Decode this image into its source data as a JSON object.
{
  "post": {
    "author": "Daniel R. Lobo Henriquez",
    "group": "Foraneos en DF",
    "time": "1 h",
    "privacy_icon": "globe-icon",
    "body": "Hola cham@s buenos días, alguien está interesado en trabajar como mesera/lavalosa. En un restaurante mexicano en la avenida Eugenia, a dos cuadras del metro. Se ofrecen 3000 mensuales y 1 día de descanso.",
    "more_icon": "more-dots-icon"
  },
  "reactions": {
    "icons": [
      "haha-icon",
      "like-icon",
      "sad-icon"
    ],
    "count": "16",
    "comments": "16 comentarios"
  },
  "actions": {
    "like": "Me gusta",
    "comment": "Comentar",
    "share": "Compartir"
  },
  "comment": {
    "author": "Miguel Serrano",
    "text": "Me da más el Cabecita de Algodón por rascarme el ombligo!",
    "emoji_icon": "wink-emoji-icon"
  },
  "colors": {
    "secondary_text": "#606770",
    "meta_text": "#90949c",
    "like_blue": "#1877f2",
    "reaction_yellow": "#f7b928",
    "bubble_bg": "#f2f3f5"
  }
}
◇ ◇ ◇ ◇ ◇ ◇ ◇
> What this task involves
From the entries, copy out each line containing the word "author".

> Task solution
    "author": "Daniel R. Lobo Henriquez",
    "author": "Miguel Serrano",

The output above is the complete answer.